  4. Other companies in your industry are innovating. Companies that may not be in your particular product space but who offer alternatives and substitutes for consumers may change the market in a way that erodes or eliminates your business. Your organisation must be constantly on the lookout for new opportunities – and lead the way and get there first. Which brings us to the third point.

  5. It is not enough ‘just’ to be an innovator.
  6. You must innovate well, and innovate in a way that differentiates you in the market from your competitors and offers extra value.

    If you innovate a new product, service or business model, and your competitor innovates a better alternative and brings it to market before you do, your innovation is not delivering the business value that is needed. As noted previously on this blog, innovation is ‘like an arms race.’ You need to be constantly investing in it and be constantly ahead of your constantly moving competition.

    A corollary of the third point is that you need to be able to execute your innovation fast. A fast development cycle enabling you to position yourself as an agile competitor in the innovation landscape and to respond quickly and effectively to market changes positions you to identify and capitalise on opportunities. As posted previously, perhaps 40 or 50 years ago a company may have been able to introduce a new product to market and expect to benefit from the value of the product in the marketplace for a good 10 to 15 years. Now with improved rapid prototyping, customer focus groups, new development methodologies and other aspects of radically accelerated product launch cycles, unless there is significant legal protection for example in the form of patents a competitor may well have an effective product competing on the market within a year or two of launch.

    The fourth point is that:
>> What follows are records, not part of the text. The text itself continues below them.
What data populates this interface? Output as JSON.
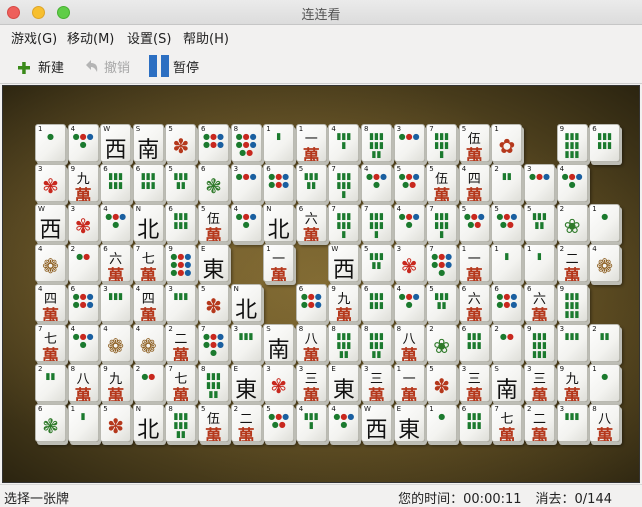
{
  "window": {
    "title": "连连看"
  },
  "menu": [
    "游戏(G)",
    "移动(M)",
    "设置(S)",
    "帮助(H)"
  ],
  "toolbar": {
    "new_label": "新建",
    "undo_label": "撤销",
    "pause_label": "暂停",
    "new_color": "#3b8a1a",
    "pause_color": "#2c6fc2"
  },
  "status": {
    "message": "选择一张牌",
    "time": "您的时间：00:00:11",
    "removed": "消去：0/144"
  },
  "board": {
    "rows": [
      [
        "d1",
        "d4",
        "wW",
        "wS",
        "f5",
        "d6",
        "d8",
        "b1",
        "c1",
        "b4",
        "b8",
        "d3",
        "b7",
        "c5",
        "f1",
        "",
        "b9",
        "b6"
      ],
      [
        "f3",
        "c9",
        "b6",
        "b6",
        "b5",
        "f6",
        "d3",
        "d6",
        "b5",
        "b7",
        "d4",
        "d5",
        "c5",
        "c4",
        "b2",
        "d3",
        "d4",
        ""
      ],
      [
        "wW",
        "f3",
        "d4",
        "wN",
        "b6",
        "c5",
        "d4",
        "wN",
        "c6",
        "b7",
        "b7",
        "d4",
        "b7",
        "d5",
        "d5",
        "b5",
        "f2",
        "d1"
      ],
      [
        "f4",
        "d2",
        "c6",
        "c7",
        "d9",
        "wE",
        "",
        "c1",
        "",
        "wW",
        "b5",
        "f3",
        "d7",
        "c1",
        "b1",
        "b1",
        "c2",
        "f4"
      ],
      [
        "c4",
        "d6",
        "b3",
        "c4",
        "b3",
        "f5",
        "wN",
        "",
        "d6",
        "c9",
        "b6",
        "d4",
        "b5",
        "c6",
        "d6",
        "c6",
        "b9",
        ""
      ],
      [
        "c7",
        "d4",
        "f4",
        "f4",
        "c2",
        "d7",
        "b3",
        "wS",
        "c8",
        "b8",
        "b8",
        "c8",
        "f2",
        "b6",
        "d2",
        "b9",
        "b3",
        "b2"
      ],
      [
        "b2",
        "c8",
        "c9",
        "d2",
        "c7",
        "b8",
        "wE",
        "f3",
        "c3",
        "wE",
        "c3",
        "c1",
        "f5",
        "c3",
        "wS",
        "c3",
        "c9",
        "d1"
      ],
      [
        "f6",
        "b1",
        "f5",
        "wN",
        "b8",
        "c5",
        "c2",
        "d5",
        "b4",
        "d4",
        "wW",
        "wE",
        "d1",
        "b6",
        "c7",
        "c2",
        "b3",
        "c8"
      ]
    ]
  }
}
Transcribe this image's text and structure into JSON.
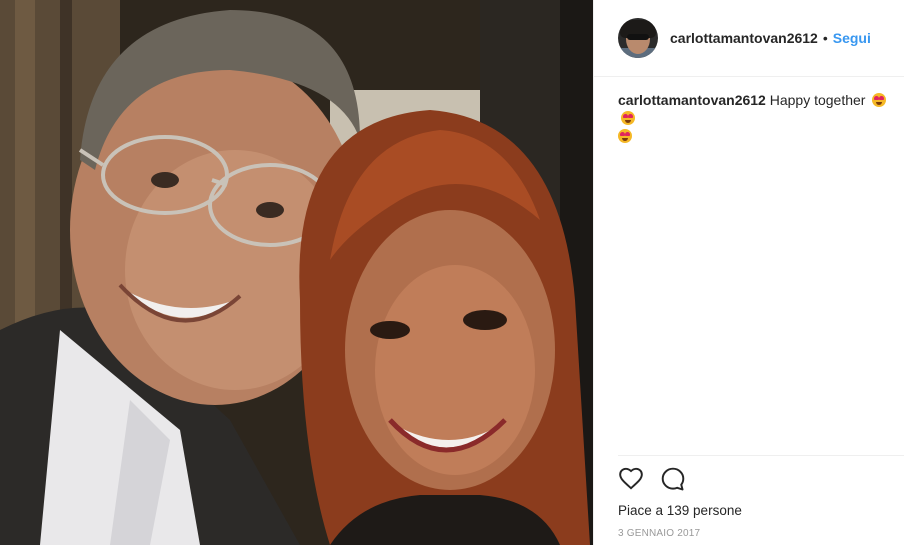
{
  "post": {
    "photo_alt": "Selfie of a smiling man with glasses and a smiling woman with long auburn hair",
    "header": {
      "username": "carlottamantovan2612",
      "separator": "•",
      "follow_label": "Segui"
    },
    "caption": {
      "username": "carlottamantovan2612",
      "text": "Happy together",
      "emojis": [
        "heart-eyes-emoji",
        "heart-eyes-emoji",
        "heart-eyes-emoji"
      ]
    },
    "actions": {
      "like_icon": "heart-outline-icon",
      "comment_icon": "comment-bubble-icon"
    },
    "likes_text": "Piace a 139 persone",
    "date": "3 GENNAIO 2017",
    "colors": {
      "link_blue": "#3897f0",
      "text": "#262626",
      "muted": "#999999",
      "divider": "#efefef"
    }
  }
}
  7. Innovation is often essential to achieving business growth targets.
  8. Small companies need to innovate to identify and develop niches and to position themselves in an agile way to identify and realise opportunities. While mid sized companies can grow by pursuing and achieving more market share, mature companies may already have achieved significant market share. Mature companies need to grow by bringing new products to market or by finding new markets for products, and in either case innovation needs to be a core part of this strategy. For both small companies and mature companies with a significant market share, innovation is necessary to achieve significant growth targets.
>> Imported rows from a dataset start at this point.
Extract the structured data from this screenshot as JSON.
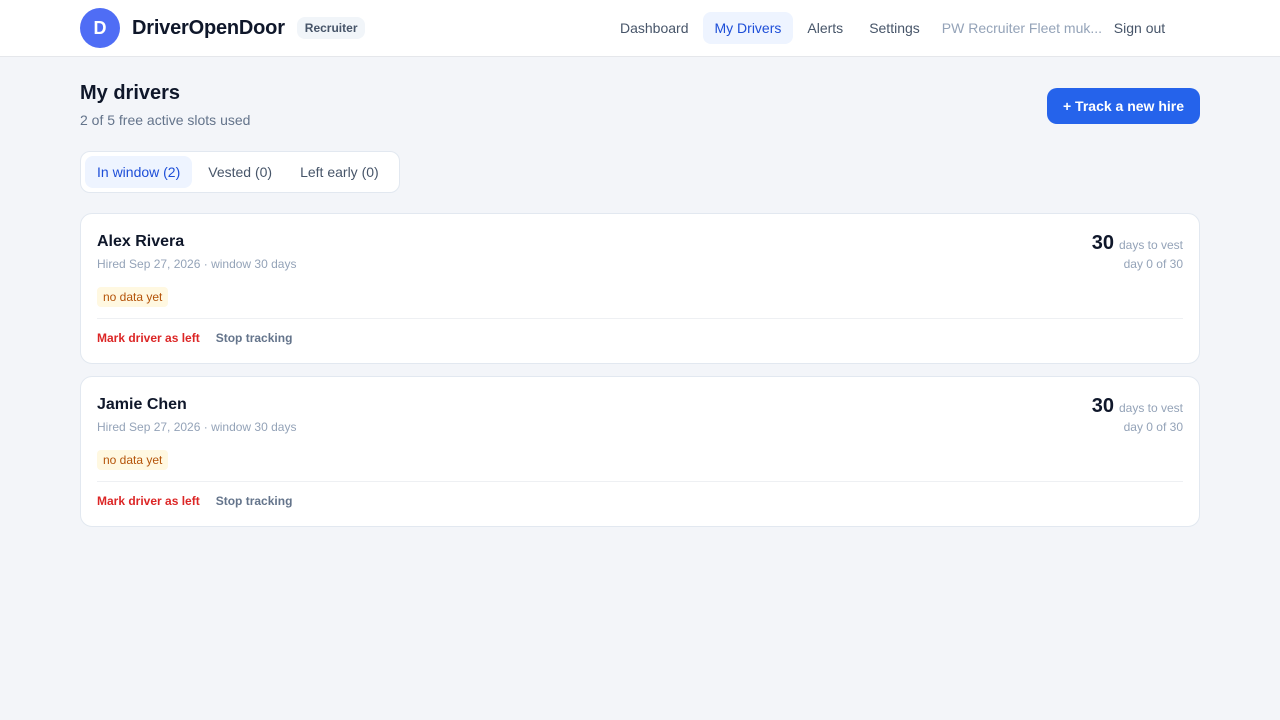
{
  "app": {
    "logo_letter": "D",
    "name": "DriverOpenDoor",
    "role_badge": "Recruiter"
  },
  "nav": {
    "items": [
      {
        "label": "Dashboard",
        "active": false
      },
      {
        "label": "My Drivers",
        "active": true
      },
      {
        "label": "Alerts",
        "active": false
      },
      {
        "label": "Settings",
        "active": false
      }
    ],
    "account": "PW Recruiter Fleet muk...",
    "sign_out": "Sign out"
  },
  "page": {
    "title": "My drivers",
    "subtitle": "2 of 5 free active slots used",
    "track_button": "+ Track a new hire"
  },
  "tabs": [
    {
      "label": "In window (2)",
      "active": true
    },
    {
      "label": "Vested (0)",
      "active": false
    },
    {
      "label": "Left early (0)",
      "active": false
    }
  ],
  "drivers": [
    {
      "name": "Alex Rivera",
      "meta": "Hired Sep 27, 2026 · window 30 days",
      "badge": "no data yet",
      "days": "30",
      "days_label": "days to vest",
      "progress": "day 0 of 30",
      "action_left": "Mark driver as left",
      "action_stop": "Stop tracking"
    },
    {
      "name": "Jamie Chen",
      "meta": "Hired Sep 27, 2026 · window 30 days",
      "badge": "no data yet",
      "days": "30",
      "days_label": "days to vest",
      "progress": "day 0 of 30",
      "action_left": "Mark driver as left",
      "action_stop": "Stop tracking"
    }
  ],
  "colors": {
    "accent": "#2563eb",
    "danger": "#dc2626",
    "warning_badge_bg": "#fff8e1"
  }
}
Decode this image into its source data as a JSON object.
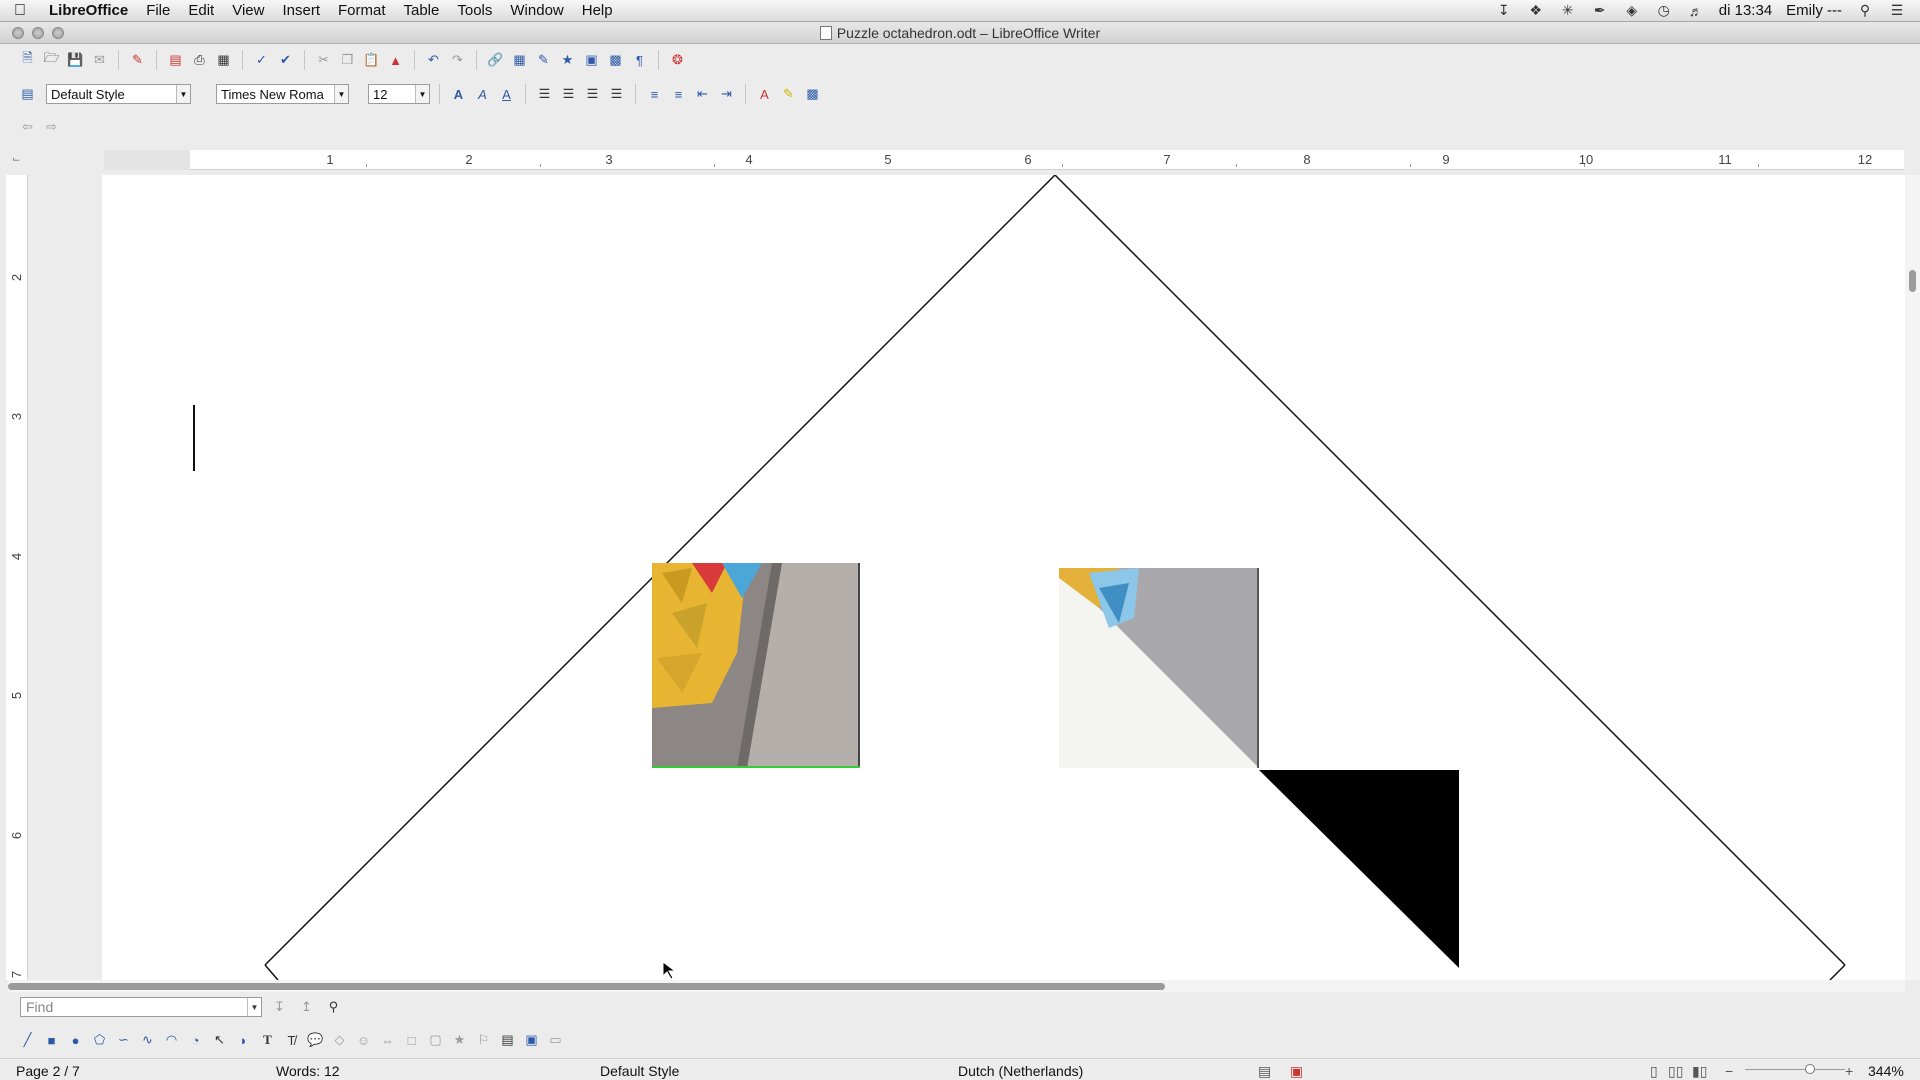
{
  "menubar": {
    "app_name": "LibreOffice",
    "menus": [
      "File",
      "Edit",
      "View",
      "Insert",
      "Format",
      "Table",
      "Tools",
      "Window",
      "Help"
    ],
    "clock": "di 13:34",
    "user": "Emily ---"
  },
  "window": {
    "title": "Puzzle octahedron.odt – LibreOffice Writer"
  },
  "formatting": {
    "paragraph_style": "Default Style",
    "font_name": "Times New Roma",
    "font_size": "12"
  },
  "ruler": {
    "horizontal_numbers": [
      "1",
      "2",
      "3",
      "4",
      "5",
      "6",
      "7",
      "8",
      "9",
      "10",
      "11",
      "12"
    ],
    "vertical_numbers": [
      "2",
      "3",
      "4",
      "5",
      "6",
      "7"
    ]
  },
  "find": {
    "placeholder": "Find"
  },
  "statusbar": {
    "page": "Page 2 / 7",
    "words": "Words: 12",
    "page_style": "Default Style",
    "language": "Dutch (Netherlands)",
    "zoom": "344%"
  },
  "colors": {
    "shape_fill": "#000000",
    "accent": "#2d5aa8"
  }
}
Perhaps you may see some other reasons why innovation is important. For example, innovation is one of the few drivers for change in which employees drive the change rather than resist it. Perhaps innovation is important from the point of view of organisational development and culture. Let me know your thoughts.

Sorry, comments are closed for this post.